> Work required: Read the listing below and copy out every line that holds "Christmas".

> Given records:
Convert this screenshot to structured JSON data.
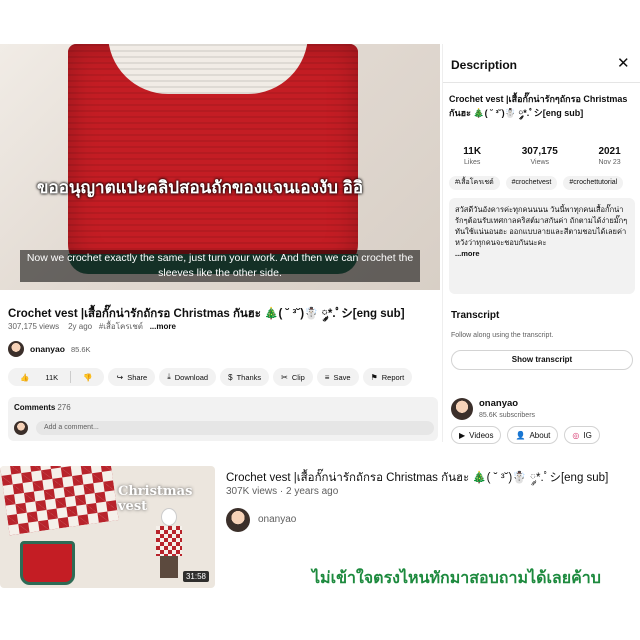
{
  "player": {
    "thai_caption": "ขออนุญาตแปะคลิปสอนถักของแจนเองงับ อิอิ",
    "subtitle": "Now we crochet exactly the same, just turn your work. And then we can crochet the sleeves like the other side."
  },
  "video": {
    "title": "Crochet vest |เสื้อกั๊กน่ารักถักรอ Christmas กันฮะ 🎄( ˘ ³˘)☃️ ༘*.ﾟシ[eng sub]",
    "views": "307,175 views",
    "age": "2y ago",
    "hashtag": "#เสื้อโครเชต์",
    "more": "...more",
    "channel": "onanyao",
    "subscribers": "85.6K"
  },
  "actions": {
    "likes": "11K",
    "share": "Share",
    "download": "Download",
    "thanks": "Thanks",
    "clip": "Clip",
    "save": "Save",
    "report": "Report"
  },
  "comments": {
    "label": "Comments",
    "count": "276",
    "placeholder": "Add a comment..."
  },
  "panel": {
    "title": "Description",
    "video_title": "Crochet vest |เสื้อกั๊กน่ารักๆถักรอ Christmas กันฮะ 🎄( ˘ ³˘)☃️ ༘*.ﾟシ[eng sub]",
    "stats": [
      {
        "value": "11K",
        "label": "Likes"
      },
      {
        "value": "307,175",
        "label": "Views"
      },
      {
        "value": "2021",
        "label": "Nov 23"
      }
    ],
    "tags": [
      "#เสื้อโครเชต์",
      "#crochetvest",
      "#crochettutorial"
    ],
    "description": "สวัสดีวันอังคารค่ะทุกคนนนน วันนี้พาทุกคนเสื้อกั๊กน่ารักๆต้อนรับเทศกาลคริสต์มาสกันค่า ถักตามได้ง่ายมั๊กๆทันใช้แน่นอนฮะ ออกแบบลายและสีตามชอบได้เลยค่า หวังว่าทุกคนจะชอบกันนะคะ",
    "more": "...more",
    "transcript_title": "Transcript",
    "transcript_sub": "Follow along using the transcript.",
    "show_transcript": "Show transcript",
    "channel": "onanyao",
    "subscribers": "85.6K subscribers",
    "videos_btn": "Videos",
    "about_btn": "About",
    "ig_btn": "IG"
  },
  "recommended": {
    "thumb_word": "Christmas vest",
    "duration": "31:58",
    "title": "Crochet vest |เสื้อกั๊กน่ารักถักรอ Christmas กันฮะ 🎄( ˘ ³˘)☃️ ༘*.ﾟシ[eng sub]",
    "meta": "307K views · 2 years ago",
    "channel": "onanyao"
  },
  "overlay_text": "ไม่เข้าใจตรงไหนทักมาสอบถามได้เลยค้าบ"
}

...

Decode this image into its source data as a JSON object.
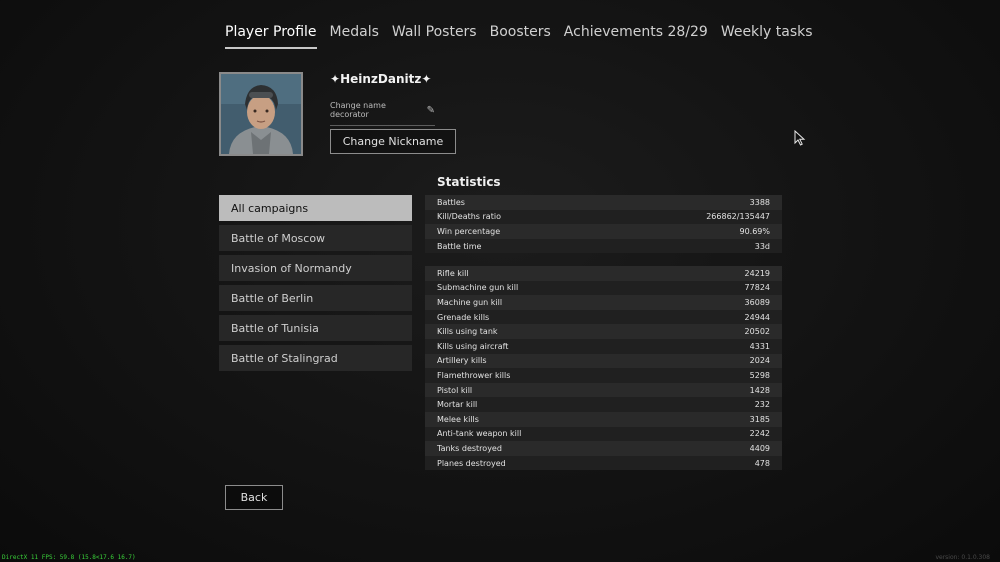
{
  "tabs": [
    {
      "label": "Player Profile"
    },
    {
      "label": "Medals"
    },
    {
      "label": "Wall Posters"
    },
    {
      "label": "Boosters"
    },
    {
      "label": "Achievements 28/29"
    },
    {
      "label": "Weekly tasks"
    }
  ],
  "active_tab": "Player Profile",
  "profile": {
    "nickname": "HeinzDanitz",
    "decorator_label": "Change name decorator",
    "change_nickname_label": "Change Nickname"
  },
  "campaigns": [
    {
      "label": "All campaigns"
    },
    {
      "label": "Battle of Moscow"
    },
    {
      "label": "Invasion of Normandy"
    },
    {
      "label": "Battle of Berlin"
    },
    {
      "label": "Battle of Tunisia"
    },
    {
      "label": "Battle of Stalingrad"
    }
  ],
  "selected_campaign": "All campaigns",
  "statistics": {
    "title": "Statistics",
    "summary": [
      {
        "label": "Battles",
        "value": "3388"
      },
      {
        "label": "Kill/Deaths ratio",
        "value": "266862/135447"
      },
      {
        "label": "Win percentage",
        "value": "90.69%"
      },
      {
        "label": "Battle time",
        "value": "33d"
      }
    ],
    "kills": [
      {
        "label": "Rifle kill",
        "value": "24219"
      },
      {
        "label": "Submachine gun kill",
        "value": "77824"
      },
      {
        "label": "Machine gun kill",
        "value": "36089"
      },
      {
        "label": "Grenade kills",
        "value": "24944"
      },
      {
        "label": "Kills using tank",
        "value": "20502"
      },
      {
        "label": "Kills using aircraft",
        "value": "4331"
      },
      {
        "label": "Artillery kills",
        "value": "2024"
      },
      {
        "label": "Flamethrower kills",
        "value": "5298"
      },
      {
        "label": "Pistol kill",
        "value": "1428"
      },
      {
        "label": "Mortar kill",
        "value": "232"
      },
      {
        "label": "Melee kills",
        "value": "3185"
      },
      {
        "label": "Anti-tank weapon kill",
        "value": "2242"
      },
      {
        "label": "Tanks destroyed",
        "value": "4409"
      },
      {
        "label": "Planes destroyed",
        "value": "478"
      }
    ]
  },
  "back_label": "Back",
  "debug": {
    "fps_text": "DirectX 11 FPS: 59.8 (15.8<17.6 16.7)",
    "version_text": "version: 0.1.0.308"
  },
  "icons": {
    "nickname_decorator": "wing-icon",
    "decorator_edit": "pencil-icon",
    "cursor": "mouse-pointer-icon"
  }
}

> Output:
    "title": "Crochet vest |เสื้อกั๊กน่ารักถักรอ Christmas กันฮะ 🎄( ˘ ³˘)☃️ ༘*.ﾟシ[eng sub]",
    "video_title": "Crochet vest |เสื้อกั๊กน่ารักๆถักรอ Christmas กันฮะ 🎄( ˘ ³˘)☃️ ༘*.ﾟシ[eng sub]",
    "thumb_word": "Christmas vest",
    "title": "Crochet vest |เสื้อกั๊กน่ารักถักรอ Christmas กันฮะ 🎄( ˘ ³˘)☃️ ༘*.ﾟシ[eng sub]",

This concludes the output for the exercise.